I am less than three months away from finishing my fifth year of teaching. Goodness gracious, where has the time gone?? It feels like just yesterday I was stressing out because there were so few high school job listings back in the summer of 2009. I was afraid I wouldn’t be able to secure a position, which actually happened to a few people I knew. Not good! As luck would have it, I was called in for an interview at 11:30 AM on the first day of school and offered the position three hours later. Phew!
Toward the end of my first year of teaching, our then principal (I’ve had four different principals now) came up with the idea to include more electives in our course offerings. I work at an alternative/continuation high school, and for those who are unfamiliar (as I was before I took this position), continuation schools house mostly at-risk students who have been (for the most part) involuntarily transferred from their original comprehensive school sites for a variety of reasons, including behavior, grades, and attendance. Because of the circumstances and unique needs of our student population, our class sizes are smaller and are supposed to max out around 20-22. We focus on core classes (math, English–that’s me!, history, science, PE) and have little room and resources for electives. Since we were in the process of restructuring our schedule and classes, we held meetings and discussed how we could incorporate non-core classes for our students. Long story short, somebody suggested a foreign language class, I happen to know Vietnamese, we created the course, and now I’ve been teaching Conversational Vietnamese for four years. It is one of my all-time favorite classes to teach. I just love it! It’s a ton of fun, the students respond incredibly well to it, and we even get to cook!
Here’s a short back story on how I was able to add a culinary component to the course:
My current site used to be an elementary school. One of the rooms is equipped with a fully functioning kitchen. When my high school moved in, the room became a computer lab and I didn’t know it existed until the end of my second year (which was my first year of teaching Conversational Vietnamese). I used to take my students to the main computer lab in the portable and never had a reason to poke my head into Room 9. Well, one day I did, saw the kitchen, and all the wheels in my head started spinning at max speed. I asked my principal (my second one at the time) if I could pretty please switch rooms so I could infuse a stronger cultural element to the Vietnamese class by teaching the students how to prepare simple Vietnamese dishes. He said absolutely (he was an avid foodie himself) and the rest is history! So when the course is taught during the spring semester, we whip up culinary delights every few weeks and not only do the students get to chow down, they learn how to work together to get the job done. Now if that isn’t Common Core aligned, then I don’t know what is. 🙂
This week we made my mom’s panko breaded shrimp. Some of the students don’t like seafood, so we also did a chicken version. The recipe is super simple and a hit with family, staff, and students. My mom makes a homemade tomato dipping sauce to accompany the fried shrimp, but in the interest of time (we only have 68 minutes) I buy bottled sweet and sour or sweet chili sauce for kids. This is delicious with steamed jasmine rice or by itself as an appetizer.

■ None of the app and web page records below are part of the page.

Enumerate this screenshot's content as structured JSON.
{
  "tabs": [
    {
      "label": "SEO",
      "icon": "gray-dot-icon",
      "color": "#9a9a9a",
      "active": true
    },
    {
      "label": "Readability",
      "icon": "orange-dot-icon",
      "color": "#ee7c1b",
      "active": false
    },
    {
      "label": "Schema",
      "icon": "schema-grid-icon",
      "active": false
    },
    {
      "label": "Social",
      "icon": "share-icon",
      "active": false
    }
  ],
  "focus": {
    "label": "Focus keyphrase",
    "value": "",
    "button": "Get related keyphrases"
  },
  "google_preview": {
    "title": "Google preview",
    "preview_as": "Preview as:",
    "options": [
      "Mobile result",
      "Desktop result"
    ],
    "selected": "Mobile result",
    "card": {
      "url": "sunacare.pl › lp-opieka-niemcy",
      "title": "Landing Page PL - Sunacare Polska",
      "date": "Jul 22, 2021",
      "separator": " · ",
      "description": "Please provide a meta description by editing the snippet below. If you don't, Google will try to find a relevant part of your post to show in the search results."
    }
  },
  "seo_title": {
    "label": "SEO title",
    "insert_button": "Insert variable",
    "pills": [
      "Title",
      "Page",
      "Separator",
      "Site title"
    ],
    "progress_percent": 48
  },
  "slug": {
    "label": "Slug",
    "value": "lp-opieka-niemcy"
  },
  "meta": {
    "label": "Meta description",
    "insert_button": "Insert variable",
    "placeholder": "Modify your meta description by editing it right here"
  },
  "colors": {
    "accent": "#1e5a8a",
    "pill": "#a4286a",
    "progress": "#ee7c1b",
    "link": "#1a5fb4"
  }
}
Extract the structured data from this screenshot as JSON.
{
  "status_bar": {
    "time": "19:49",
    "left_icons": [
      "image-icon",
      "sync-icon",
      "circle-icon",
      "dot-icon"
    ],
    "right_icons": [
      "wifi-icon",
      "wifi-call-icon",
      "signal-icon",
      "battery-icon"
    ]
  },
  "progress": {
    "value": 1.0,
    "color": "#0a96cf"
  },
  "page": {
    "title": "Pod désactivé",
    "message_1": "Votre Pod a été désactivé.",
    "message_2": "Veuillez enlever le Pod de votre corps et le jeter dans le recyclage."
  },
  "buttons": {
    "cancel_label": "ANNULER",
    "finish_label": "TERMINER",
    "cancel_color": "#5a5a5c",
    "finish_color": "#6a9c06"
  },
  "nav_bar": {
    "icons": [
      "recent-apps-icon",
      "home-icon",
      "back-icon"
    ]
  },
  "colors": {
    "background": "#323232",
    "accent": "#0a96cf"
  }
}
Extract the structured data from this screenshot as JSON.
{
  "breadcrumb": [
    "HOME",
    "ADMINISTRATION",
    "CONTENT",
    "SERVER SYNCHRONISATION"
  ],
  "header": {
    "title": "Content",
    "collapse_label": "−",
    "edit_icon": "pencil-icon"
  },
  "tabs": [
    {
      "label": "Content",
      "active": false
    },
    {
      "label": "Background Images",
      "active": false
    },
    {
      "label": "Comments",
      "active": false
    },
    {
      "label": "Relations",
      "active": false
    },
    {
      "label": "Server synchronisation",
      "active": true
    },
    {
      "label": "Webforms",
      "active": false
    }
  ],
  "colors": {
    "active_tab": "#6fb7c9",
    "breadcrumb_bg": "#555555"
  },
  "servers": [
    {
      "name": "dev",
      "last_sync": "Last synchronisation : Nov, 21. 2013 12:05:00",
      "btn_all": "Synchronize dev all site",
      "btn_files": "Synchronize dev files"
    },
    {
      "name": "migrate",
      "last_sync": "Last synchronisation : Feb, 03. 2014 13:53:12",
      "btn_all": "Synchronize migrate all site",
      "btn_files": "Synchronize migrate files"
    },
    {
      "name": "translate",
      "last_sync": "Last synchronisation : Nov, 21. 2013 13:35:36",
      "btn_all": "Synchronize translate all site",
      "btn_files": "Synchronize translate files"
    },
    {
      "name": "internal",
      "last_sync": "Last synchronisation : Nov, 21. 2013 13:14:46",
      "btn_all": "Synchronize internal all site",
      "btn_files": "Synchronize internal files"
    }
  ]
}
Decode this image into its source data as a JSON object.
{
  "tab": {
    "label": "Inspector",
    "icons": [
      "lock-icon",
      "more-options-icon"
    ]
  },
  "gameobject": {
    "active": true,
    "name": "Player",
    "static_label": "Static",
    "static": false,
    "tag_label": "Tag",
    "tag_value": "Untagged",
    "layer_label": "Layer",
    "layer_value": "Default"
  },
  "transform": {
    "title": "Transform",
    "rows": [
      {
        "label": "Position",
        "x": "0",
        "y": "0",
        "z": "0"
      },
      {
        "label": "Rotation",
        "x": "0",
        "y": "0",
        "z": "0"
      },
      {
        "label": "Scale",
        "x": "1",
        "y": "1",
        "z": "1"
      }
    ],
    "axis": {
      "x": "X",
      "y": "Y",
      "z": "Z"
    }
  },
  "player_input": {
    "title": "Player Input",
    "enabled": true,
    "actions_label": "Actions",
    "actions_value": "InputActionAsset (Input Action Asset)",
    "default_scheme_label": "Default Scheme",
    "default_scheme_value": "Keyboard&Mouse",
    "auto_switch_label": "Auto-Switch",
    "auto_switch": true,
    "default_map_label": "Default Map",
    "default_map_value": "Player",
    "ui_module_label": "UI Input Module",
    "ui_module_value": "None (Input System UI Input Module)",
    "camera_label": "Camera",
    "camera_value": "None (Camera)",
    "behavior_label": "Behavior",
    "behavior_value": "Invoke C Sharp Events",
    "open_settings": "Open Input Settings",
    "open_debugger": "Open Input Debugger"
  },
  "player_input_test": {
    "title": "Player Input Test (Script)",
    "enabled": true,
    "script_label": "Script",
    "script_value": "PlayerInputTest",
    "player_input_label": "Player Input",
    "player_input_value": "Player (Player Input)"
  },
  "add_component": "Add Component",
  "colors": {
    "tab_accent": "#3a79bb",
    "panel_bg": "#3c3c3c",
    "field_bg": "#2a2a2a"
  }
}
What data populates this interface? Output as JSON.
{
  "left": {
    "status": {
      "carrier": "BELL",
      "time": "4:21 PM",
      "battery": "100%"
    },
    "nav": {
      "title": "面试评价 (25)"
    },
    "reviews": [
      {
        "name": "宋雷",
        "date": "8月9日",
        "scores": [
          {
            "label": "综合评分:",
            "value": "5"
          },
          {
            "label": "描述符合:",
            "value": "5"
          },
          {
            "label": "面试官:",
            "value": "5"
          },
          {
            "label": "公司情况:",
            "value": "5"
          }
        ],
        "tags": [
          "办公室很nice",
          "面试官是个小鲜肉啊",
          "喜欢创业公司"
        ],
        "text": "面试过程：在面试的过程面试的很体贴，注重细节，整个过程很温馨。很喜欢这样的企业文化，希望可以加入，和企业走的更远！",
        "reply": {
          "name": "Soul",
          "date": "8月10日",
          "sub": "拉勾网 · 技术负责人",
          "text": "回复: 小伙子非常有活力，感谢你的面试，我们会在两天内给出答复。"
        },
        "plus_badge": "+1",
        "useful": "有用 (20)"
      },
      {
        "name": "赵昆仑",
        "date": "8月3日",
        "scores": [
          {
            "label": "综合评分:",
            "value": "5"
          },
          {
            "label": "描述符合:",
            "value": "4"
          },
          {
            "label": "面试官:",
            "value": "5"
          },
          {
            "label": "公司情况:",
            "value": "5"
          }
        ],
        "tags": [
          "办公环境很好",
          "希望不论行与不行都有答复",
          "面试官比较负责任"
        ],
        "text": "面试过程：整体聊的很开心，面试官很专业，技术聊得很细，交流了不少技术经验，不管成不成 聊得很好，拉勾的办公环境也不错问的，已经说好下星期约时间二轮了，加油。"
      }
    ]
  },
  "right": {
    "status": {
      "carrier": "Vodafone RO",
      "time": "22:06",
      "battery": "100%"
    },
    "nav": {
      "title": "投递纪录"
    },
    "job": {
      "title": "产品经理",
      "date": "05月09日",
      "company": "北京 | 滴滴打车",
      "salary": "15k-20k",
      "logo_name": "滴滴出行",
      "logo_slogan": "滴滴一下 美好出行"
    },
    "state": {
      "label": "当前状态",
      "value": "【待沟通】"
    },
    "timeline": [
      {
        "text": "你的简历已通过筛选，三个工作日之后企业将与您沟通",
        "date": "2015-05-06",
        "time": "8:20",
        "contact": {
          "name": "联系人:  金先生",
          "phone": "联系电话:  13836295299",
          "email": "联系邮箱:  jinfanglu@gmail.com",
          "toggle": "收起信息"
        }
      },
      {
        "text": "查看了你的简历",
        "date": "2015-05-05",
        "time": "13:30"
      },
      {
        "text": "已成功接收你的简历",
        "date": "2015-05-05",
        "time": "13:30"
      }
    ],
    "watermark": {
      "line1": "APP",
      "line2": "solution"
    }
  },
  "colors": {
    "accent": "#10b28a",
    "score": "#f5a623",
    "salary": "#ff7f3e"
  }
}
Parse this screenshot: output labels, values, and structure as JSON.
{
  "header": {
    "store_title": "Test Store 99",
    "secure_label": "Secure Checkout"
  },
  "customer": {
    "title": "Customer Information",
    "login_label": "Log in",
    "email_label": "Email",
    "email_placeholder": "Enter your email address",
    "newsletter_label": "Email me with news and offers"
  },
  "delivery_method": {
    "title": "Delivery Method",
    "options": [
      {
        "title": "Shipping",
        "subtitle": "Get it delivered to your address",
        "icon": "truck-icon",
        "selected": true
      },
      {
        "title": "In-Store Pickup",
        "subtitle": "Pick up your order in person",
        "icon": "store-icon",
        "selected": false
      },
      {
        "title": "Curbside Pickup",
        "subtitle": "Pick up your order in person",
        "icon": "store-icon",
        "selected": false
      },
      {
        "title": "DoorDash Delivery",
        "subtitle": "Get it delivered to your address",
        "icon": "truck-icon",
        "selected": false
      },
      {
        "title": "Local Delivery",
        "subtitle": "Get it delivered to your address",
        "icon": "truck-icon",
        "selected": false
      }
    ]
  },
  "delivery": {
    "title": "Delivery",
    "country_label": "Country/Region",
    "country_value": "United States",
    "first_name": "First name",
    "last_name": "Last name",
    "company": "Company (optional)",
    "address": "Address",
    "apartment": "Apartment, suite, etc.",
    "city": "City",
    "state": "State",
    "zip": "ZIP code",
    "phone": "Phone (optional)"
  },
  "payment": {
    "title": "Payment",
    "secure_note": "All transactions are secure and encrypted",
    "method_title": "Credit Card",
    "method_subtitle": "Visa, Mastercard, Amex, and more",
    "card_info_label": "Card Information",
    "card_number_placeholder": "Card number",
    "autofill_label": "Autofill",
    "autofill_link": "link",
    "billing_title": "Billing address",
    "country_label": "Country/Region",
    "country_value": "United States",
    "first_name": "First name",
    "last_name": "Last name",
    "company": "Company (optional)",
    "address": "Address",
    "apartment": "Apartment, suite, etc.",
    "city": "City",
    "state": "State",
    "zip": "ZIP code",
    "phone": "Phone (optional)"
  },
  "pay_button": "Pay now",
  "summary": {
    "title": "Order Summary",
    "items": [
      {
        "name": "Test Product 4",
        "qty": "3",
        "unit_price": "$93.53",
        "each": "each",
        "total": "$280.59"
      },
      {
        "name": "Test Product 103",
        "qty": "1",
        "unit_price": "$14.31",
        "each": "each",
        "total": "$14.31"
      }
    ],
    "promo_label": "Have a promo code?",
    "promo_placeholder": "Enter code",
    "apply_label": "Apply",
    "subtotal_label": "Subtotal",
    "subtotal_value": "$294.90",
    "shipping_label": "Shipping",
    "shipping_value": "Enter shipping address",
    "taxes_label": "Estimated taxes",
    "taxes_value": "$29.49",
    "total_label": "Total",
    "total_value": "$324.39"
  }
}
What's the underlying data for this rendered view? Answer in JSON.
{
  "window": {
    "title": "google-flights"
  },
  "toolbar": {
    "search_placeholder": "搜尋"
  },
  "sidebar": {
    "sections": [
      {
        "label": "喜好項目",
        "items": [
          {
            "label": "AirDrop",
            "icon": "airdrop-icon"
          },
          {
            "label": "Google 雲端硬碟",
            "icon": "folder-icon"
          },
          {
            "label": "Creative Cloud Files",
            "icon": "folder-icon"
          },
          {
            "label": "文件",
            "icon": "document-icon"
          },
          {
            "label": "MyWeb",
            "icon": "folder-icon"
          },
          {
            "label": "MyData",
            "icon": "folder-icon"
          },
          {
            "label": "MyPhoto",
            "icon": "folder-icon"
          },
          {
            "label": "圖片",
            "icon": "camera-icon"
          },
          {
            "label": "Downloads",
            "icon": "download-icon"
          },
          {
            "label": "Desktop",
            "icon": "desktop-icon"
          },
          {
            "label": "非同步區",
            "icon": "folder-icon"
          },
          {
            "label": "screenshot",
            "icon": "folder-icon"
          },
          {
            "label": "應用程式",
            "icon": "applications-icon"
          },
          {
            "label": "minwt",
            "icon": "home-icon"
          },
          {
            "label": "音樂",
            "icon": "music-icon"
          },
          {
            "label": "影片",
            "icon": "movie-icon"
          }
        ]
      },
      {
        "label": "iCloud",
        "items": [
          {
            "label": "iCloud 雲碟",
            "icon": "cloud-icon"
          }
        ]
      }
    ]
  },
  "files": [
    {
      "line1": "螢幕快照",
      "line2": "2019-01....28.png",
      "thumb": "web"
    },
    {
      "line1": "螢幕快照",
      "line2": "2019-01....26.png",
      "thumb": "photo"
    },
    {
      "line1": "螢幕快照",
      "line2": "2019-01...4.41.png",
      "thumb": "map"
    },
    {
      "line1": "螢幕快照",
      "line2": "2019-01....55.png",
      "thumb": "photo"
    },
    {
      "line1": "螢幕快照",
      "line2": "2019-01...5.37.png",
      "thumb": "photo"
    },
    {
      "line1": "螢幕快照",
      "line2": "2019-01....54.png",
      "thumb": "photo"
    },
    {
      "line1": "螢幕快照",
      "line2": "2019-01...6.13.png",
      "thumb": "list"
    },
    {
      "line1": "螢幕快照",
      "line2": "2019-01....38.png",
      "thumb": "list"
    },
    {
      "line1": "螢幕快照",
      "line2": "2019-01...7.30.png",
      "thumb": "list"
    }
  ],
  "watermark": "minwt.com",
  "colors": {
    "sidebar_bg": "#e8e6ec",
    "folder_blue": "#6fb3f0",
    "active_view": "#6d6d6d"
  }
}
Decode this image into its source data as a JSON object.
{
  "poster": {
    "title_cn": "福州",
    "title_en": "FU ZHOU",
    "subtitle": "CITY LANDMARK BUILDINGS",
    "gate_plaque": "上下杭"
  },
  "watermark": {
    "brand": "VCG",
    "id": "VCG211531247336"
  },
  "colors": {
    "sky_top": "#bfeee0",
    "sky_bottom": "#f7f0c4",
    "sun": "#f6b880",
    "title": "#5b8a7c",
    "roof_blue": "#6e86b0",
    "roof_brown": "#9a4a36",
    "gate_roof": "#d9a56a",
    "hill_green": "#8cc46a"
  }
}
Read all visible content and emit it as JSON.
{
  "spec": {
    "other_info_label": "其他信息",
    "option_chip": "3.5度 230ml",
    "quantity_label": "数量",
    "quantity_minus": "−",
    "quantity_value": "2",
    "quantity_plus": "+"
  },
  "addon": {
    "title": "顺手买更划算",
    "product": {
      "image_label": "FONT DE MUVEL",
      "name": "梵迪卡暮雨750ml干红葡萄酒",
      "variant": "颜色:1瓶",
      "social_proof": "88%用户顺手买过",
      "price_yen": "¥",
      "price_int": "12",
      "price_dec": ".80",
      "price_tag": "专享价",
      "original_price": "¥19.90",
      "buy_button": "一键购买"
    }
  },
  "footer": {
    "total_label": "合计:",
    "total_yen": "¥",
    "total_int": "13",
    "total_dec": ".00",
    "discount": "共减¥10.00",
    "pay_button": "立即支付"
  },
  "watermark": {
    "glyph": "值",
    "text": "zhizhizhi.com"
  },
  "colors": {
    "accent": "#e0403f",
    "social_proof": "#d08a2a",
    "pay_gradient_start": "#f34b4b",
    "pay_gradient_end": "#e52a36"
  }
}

Mom’s Panko Breaded Shrimp
As with all of my mom’s recipes, there are no exact measurements. She eyeballs everything. However, this recipe is foolproof and does not require any measurements whatsoever. All you do is dip, dip, dip, then fry. Ta da!
- shrimp, chicken, assorted vegetables, or all of the above (amount varies depending on how many you’re serving/how hungry you are)
- tempura batter mix (this is my mom’s secret: DO NOT make the batter; dip your protein/veggie directly into the flour)
- eggs, 1-2 depending how much you’re making
- panko bread crumbs
Set up your assembly line:
Pour the contents of the tempura batter mix into a bowl or shallow plate. Set aside. Remember, DO NOT follow the instructions on the box. We are using this as a dry coating.
Beat the egg(s) in a separate bowl/shallow plate. Set aside.
Pour the panko bread crumbs in a third bowl/shallow plate. Set aside.
Dip your protein or veggies in the following order:
dry tempura mix —-> egg —-> panko bread crumbs
*Note: Make sure every layer is well coated, especially the bread crumbs–I like to apply a light pressure to make sure the crumbs have completely adhered and won’t fall off in the hot oil.
Next, fry in small batches until golden brown. Serve with your favorite dipping sauce and enjoy!